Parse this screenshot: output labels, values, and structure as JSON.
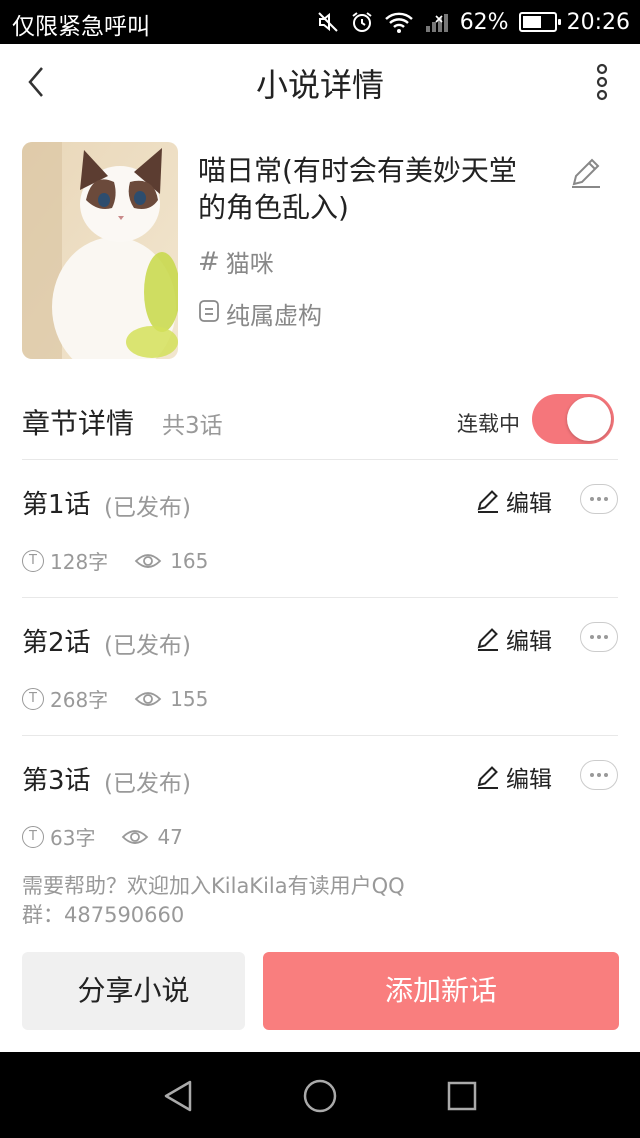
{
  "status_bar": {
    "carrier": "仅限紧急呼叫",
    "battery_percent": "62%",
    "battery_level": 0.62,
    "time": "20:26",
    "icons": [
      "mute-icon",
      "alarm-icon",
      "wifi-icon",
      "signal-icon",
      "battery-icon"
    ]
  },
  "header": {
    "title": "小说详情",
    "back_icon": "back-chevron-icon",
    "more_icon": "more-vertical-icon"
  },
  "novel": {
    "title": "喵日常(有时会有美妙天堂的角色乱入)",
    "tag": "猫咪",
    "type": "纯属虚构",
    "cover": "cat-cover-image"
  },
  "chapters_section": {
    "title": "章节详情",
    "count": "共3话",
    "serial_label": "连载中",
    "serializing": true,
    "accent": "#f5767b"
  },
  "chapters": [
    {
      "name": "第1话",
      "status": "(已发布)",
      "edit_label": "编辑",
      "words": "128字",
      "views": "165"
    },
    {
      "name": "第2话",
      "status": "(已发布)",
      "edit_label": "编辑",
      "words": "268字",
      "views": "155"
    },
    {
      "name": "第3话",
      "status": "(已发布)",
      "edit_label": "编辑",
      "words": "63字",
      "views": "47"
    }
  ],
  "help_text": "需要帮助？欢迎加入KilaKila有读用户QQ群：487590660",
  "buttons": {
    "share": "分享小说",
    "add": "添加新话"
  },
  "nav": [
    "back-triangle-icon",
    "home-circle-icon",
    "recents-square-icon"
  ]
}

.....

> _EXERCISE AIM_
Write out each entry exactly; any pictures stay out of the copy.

> _TASK ANSWER_
Parse this screenshot: output labels, values, and structure as JSON.
{
  "status_bar": {
    "carrier": "仅限紧急呼叫",
    "battery_percent": "62%",
    "battery_level": 0.62,
    "time": "20:26",
    "icons": [
      "mute-icon",
      "alarm-icon",
      "wifi-icon",
      "signal-icon",
      "battery-icon"
    ]
  },
  "header": {
    "title": "小说详情",
    "back_icon": "back-chevron-icon",
    "more_icon": "more-vertical-icon"
  },
  "novel": {
    "title": "喵日常(有时会有美妙天堂的角色乱入)",
    "tag": "猫咪",
    "type": "纯属虚构",
    "cover": "cat-cover-image"
  },
  "chapters_section": {
    "title": "章节详情",
    "count": "共3话",
    "serial_label": "连载中",
    "serializing": true,
    "accent": "#f5767b"
  },
  "chapters": [
    {
      "name": "第1话",
      "status": "(已发布)",
      "edit_label": "编辑",
      "words": "128字",
      "views": "165"
    },
    {
      "name": "第2话",
      "status": "(已发布)",
      "edit_label": "编辑",
      "words": "268字",
      "views": "155"
    },
    {
      "name": "第3话",
      "status": "(已发布)",
      "edit_label": "编辑",
      "words": "63字",
      "views": "47"
    }
  ],
  "help_text": "需要帮助？欢迎加入KilaKila有读用户QQ群：487590660",
  "buttons": {
    "share": "分享小说",
    "add": "添加新话"
  },
  "nav": [
    "back-triangle-icon",
    "home-circle-icon",
    "recents-square-icon"
  ]
}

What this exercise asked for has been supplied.